2016 has seen some big changes in our school roll projections service with the development of a new projection model which has been written in the statistical programming language R, allowing us to harness R’s power to make use of much bigger datasets and a more complex model.
Every year the GLA intelligence unit produces projections for the number of state school places that will be needed over the next 15 years in the London Boroughs. The Boroughs are responsible for ensuring that every one of their resident children is given a suitable school place – a huge challenge in many parts of the Capital, given London’s rapid growth, and the limited space and resources available. School roll projections are an integral part of the process of planning future provision.
With its dense population and good transport links, London has an unusually high rate of cross-borough school journeys and many children do not attend their nearest school. The image below taken from the Schools Atlas shows the example of London Nautical School (red pin) which draws pupils from more than four different boroughs (shown shaded in orange).
The new model explicitly accounts for these journeys, a feature made possible by the National pupil database (also used by the Schools Atlas above) which is collated by the Department for Education. It contains details of the pupils at each school including which part of London or surrounding areas they live in. This allows us to model the flow of pupils from their home wards to their schools and then link these flows to the GLA’s small-area population projections. Previous versions of the GLA’s models took a simpler approach of linking rolls to the population of the area surrounding the school.

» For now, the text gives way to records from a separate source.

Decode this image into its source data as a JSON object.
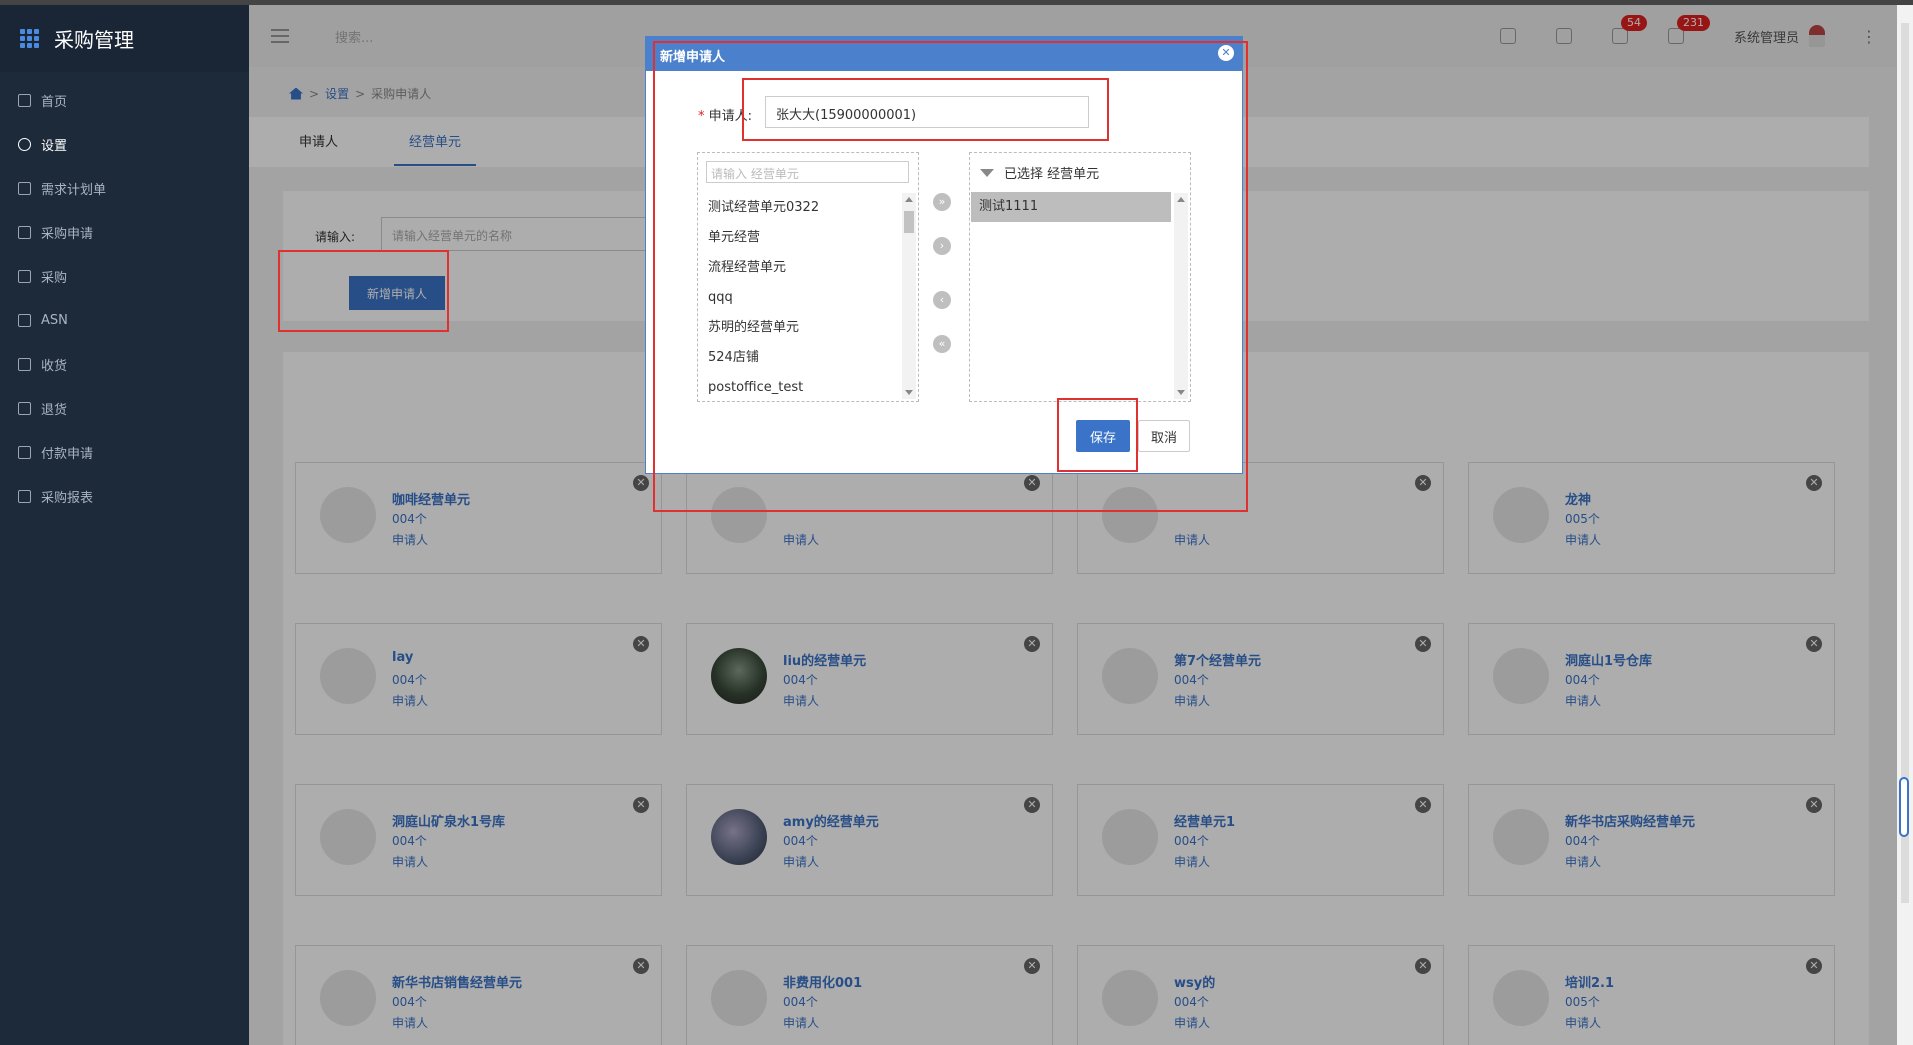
{
  "app": {
    "title": "采购管理"
  },
  "sidebar": {
    "items": [
      {
        "label": "首页"
      },
      {
        "label": "设置"
      },
      {
        "label": "需求计划单"
      },
      {
        "label": "采购申请"
      },
      {
        "label": "采购"
      },
      {
        "label": "ASN"
      },
      {
        "label": "收货"
      },
      {
        "label": "退货"
      },
      {
        "label": "付款申请"
      },
      {
        "label": "采购报表"
      }
    ]
  },
  "header": {
    "search_placeholder": "搜索...",
    "badge1": "54",
    "badge2": "231",
    "user": "系统管理员"
  },
  "breadcrumb": {
    "sep1": ">",
    "item1": "设置",
    "sep2": ">",
    "item2": "采购申请人"
  },
  "tabs": [
    {
      "label": "申请人"
    },
    {
      "label": "经营单元"
    }
  ],
  "filter": {
    "label": "请输入:",
    "placeholder": "请输入经营单元的名称",
    "add_button": "新增申请人"
  },
  "cards": [
    {
      "name": "咖啡经营单元",
      "count": "004个",
      "sub": "申请人"
    },
    {
      "name": "",
      "count": "",
      "sub": "申请人"
    },
    {
      "name": "",
      "count": "",
      "sub": "申请人"
    },
    {
      "name": "龙神",
      "count": "005个",
      "sub": "申请人"
    },
    {
      "name": "lay",
      "count": "004个",
      "sub": "申请人"
    },
    {
      "name": "liu的经营单元",
      "count": "004个",
      "sub": "申请人"
    },
    {
      "name": "第7个经营单元",
      "count": "004个",
      "sub": "申请人"
    },
    {
      "name": "洞庭山1号仓库",
      "count": "004个",
      "sub": "申请人"
    },
    {
      "name": "洞庭山矿泉水1号库",
      "count": "004个",
      "sub": "申请人"
    },
    {
      "name": "amy的经营单元",
      "count": "004个",
      "sub": "申请人"
    },
    {
      "name": "经营单元1",
      "count": "004个",
      "sub": "申请人"
    },
    {
      "name": "新华书店采购经营单元",
      "count": "004个",
      "sub": "申请人"
    },
    {
      "name": "新华书店销售经营单元",
      "count": "004个",
      "sub": "申请人"
    },
    {
      "name": "非费用化001",
      "count": "004个",
      "sub": "申请人"
    },
    {
      "name": "wsy的",
      "count": "004个",
      "sub": "申请人"
    },
    {
      "name": "培训2.1",
      "count": "005个",
      "sub": "申请人"
    }
  ],
  "dialog": {
    "title": "新增申请人",
    "applicant_star": "*",
    "applicant_label": "申请人:",
    "applicant_value": "张大大(15900000001)",
    "left_search_placeholder": "请输入 经营单元",
    "left_items": [
      "测试经营单元0322",
      "单元经营",
      "流程经营单元",
      "qqq",
      "苏明的经营单元",
      "524店铺",
      "postoffice_test"
    ],
    "right_header": "已选择 经营单元",
    "right_items": [
      "测试1111"
    ],
    "save": "保存",
    "cancel": "取消"
  },
  "colors": {
    "accent": "#3a73c8",
    "sidebar": "#1d2a3a",
    "highlight": "#e03030"
  }
}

This new flow model allows for transparency in the model to trace back patterns in the school rolls projections to the population projections in the specific areas that pupils are drawn from. The boroughs now have explicit information on both pupils coming into their schools from other boroughs and private school uptake, and the results better reflect possible impact of new housing development.
Our published Pan-London Demand Projections use the same underlying data and simplified version of this methodology. As part of our commitment to open data practices the results and methodology have been published complete with the code on the London Data Store.

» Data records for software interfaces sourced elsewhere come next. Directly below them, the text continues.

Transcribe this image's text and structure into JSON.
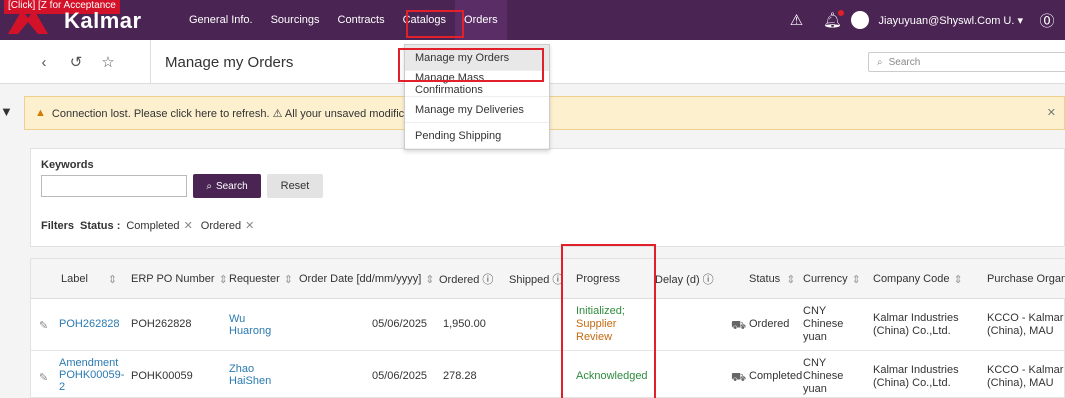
{
  "brand": {
    "click_banner": "[Click] [Z for Acceptance",
    "logo_text": "Kalmar",
    "logo_color": "#d3122a"
  },
  "nav": {
    "items": [
      "General Info.",
      "Sourcings",
      "Contracts",
      "Catalogs",
      "Orders"
    ],
    "active": "Orders"
  },
  "user": {
    "name": "Jiayuyuan@Shyswl.Com U. ▾"
  },
  "subbar": {
    "title": "Manage my Orders",
    "search_placeholder": "Search"
  },
  "dropdown": {
    "items": [
      "Manage my Orders",
      "Manage Mass Confirmations",
      "Manage my Deliveries",
      "Pending Shipping"
    ],
    "selected": "Manage my Orders"
  },
  "warning": {
    "text": "Connection lost. Please click here to refresh. ⚠ All your unsaved modifications wi"
  },
  "filter": {
    "keywords_label": "Keywords",
    "search_button": "Search",
    "reset_button": "Reset",
    "filters_label": "Filters",
    "status_label": "Status :",
    "chips": [
      "Completed",
      "Ordered"
    ]
  },
  "table": {
    "headers": [
      "Label",
      "ERP PO Number",
      "Requester",
      "Order Date [dd/mm/yyyy]",
      "Ordered ⓘ",
      "Shipped ⓘ",
      "Progress",
      "Delay (d) ⓘ",
      "Status",
      "Currency",
      "Company Code",
      "Purchase Organization"
    ],
    "rows": [
      {
        "label": "POH262828",
        "erp": "POH262828",
        "requester_1": "Wu",
        "requester_2": "Huarong",
        "date": "05/06/2025",
        "ordered": "1,950.00",
        "progress_1": "Initialized;",
        "progress_2": "Supplier",
        "progress_3": "Review",
        "status": "Ordered",
        "currency_1": "CNY",
        "currency_2": "Chinese",
        "currency_3": "yuan",
        "company_1": "Kalmar Industries",
        "company_2": "(China) Co.,Ltd.",
        "purch_1": "KCCO - Kalmar Industr",
        "purch_2": "(China), MAU"
      },
      {
        "label_1": "Amendment",
        "label_2": "POHK00059-",
        "label_3": "2",
        "erp": "POHK00059",
        "requester_1": "Zhao",
        "requester_2": "HaiShen",
        "date": "05/06/2025",
        "ordered": "278.28",
        "progress": "Acknowledged",
        "status": "Completed",
        "currency_1": "CNY",
        "currency_2": "Chinese",
        "currency_3": "yuan",
        "company_1": "Kalmar Industries",
        "company_2": "(China) Co.,Ltd.",
        "purch_1": "KCCO - Kalmar Industr",
        "purch_2": "(China), MAU"
      }
    ]
  }
}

It’s great having the increased transparency and more detailed outputs provided by the new model, but this comes with the challenge of communicating this more complex data to users. In order to aid with analysis of the new projections, we are taking advantage of interactive visualisation tools that R provides. The example shown below uses the R Shiny application to develop an interactive map for exploring the outputs of the school rolls projections and their relationships to population projections.

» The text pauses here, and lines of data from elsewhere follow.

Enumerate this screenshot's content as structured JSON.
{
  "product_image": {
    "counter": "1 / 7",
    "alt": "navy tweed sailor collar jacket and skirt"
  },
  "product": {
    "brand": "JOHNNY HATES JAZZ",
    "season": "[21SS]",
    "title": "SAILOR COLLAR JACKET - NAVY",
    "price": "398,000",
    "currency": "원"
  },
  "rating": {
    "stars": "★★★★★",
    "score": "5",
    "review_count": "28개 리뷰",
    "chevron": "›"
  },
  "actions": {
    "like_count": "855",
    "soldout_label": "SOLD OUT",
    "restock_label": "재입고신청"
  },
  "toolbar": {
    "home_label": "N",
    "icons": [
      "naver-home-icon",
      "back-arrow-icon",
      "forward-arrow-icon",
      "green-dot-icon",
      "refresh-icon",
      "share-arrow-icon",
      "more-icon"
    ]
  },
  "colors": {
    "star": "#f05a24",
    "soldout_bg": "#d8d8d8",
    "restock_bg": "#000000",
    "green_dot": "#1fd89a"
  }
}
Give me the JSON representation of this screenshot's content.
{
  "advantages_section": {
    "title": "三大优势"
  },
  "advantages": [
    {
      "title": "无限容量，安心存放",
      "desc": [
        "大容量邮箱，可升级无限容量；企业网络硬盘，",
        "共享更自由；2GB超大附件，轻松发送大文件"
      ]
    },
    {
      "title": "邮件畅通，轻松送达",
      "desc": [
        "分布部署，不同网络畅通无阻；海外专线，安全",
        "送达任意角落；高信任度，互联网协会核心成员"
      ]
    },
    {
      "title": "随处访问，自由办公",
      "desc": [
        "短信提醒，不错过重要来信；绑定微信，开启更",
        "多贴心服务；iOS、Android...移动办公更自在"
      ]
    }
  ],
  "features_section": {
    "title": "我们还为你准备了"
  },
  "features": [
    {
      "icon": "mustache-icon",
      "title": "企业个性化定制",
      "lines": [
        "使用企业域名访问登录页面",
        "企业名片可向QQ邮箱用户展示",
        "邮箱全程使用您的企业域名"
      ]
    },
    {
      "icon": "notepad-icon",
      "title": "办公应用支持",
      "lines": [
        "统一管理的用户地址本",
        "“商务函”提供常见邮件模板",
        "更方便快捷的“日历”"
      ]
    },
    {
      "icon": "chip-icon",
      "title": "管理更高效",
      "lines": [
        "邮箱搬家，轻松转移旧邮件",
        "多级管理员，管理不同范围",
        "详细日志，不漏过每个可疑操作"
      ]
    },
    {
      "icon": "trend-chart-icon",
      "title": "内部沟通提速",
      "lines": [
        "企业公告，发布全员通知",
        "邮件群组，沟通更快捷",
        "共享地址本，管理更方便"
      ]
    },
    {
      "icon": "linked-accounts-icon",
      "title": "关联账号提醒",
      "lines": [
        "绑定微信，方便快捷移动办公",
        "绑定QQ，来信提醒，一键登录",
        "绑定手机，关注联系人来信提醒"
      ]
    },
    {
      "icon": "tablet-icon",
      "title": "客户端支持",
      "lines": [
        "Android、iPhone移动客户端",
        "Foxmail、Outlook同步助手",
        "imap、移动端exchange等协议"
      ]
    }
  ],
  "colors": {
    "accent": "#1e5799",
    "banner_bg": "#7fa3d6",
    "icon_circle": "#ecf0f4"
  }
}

With this range of new tools we are excited about some even bigger developments that are in the pipeline for school rolls projections. We have recently been approved for access to a dataset on pupils’ order of preference of schools during the schools applications process. This will give us much better insight into the demand for each school, and allow for scenario testing with increased predictive power on the impact of adding, expanding or changing schools.